This battle was an Union offensive to try to take a key bridge in the area and to smash the resistance of Confederate troops in this section of Western Virginia. On the morning of June 3, Union troops arrived at Philippi. Confederate partisans failed to post advance units throughout the area, meaning that the arrival of these troops largely caught the Confederates off guard.
Due to the rain and a lack of training, the Confederates had not set pickets during the night. As the Union troops moved towards the town, a Confederate sympathizer, Matilda Humphries, spotted their approach. Dispatching one of her sons to warn Porterfield, he was quickly captured. In response, she fired her pistol at the Union troops. This shot was misinterpreted as the signal to begin the battle. Opening fire, Union artillery began striking the Confederate positions as the infantry attacked. Caught by surprise, the Confederate troops offered little resistance and began fleeing south.1

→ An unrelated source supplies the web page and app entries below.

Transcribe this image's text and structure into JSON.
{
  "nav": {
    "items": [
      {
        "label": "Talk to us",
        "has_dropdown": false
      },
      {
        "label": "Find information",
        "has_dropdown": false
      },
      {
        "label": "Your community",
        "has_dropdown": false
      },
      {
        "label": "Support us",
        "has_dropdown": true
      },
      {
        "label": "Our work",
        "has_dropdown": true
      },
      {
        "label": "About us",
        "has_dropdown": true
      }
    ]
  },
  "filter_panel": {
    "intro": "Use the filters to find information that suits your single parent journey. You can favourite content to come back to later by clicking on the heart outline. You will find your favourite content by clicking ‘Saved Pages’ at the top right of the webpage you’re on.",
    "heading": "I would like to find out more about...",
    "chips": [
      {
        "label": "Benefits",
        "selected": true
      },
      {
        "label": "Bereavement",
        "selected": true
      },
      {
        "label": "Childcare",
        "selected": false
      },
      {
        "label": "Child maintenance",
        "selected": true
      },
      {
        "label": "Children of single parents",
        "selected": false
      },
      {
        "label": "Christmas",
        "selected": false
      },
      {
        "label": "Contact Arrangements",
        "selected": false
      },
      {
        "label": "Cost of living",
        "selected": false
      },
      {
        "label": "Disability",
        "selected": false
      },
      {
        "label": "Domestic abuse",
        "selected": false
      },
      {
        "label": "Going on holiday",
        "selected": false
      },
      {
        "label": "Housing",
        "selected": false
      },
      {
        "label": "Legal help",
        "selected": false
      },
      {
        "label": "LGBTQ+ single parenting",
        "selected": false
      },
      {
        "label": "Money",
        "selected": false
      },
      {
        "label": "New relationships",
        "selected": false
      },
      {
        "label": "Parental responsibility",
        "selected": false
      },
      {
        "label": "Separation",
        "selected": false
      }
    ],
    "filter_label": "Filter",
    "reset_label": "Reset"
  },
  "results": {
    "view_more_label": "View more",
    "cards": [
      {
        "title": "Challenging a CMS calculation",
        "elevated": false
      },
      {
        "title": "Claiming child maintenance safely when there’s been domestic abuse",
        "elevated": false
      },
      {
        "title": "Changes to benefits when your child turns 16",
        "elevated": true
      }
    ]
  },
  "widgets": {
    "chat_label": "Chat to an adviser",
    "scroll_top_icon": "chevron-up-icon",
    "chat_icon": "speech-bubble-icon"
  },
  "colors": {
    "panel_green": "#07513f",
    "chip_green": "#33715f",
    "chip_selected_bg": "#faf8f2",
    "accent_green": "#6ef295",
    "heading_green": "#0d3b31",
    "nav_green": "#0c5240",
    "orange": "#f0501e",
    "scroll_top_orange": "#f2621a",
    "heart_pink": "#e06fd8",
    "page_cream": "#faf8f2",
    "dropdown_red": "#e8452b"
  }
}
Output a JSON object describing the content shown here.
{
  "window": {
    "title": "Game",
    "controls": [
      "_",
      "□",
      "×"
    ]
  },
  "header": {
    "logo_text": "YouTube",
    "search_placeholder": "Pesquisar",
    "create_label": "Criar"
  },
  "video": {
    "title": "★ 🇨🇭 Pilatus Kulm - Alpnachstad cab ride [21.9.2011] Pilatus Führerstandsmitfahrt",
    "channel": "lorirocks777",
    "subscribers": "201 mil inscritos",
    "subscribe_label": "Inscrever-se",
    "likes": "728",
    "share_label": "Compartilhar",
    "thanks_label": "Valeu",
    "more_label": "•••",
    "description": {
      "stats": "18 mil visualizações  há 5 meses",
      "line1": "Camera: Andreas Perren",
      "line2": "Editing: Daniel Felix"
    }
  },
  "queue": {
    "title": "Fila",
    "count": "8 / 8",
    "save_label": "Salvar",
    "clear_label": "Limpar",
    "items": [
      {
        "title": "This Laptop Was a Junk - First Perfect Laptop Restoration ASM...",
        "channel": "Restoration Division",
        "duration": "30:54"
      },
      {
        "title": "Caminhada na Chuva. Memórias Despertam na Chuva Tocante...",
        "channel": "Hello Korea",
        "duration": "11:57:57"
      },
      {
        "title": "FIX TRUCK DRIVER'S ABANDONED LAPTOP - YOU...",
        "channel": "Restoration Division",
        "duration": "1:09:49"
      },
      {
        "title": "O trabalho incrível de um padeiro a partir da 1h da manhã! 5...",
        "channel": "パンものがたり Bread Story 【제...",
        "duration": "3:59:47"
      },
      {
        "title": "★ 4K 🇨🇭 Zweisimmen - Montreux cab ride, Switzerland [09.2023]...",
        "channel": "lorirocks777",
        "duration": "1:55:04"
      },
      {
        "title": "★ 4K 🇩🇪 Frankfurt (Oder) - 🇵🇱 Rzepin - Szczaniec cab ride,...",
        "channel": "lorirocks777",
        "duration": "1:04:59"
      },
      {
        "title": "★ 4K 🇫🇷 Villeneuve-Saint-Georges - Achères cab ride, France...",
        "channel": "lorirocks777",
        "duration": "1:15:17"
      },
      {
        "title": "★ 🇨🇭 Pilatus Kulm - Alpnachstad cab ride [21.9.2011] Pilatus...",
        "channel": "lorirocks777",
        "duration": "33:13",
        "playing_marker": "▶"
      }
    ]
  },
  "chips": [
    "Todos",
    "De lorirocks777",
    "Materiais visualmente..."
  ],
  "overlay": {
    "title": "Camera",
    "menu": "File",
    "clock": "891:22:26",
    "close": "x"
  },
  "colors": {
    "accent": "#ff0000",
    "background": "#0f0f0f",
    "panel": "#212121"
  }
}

The Confederate troops were surprised by this attack and Union troops poured into the city via a bridge and artillery fired as the infantry moved into the city. The Confederate troops being ill prepared, started retreating south. The fighting continued with few casualties and the Confederate troops retreated all the way until they reached Huttonsville 45 miles to the south. The aftermath of the battle resulted in four Union casualties and 26 Confederate casualties.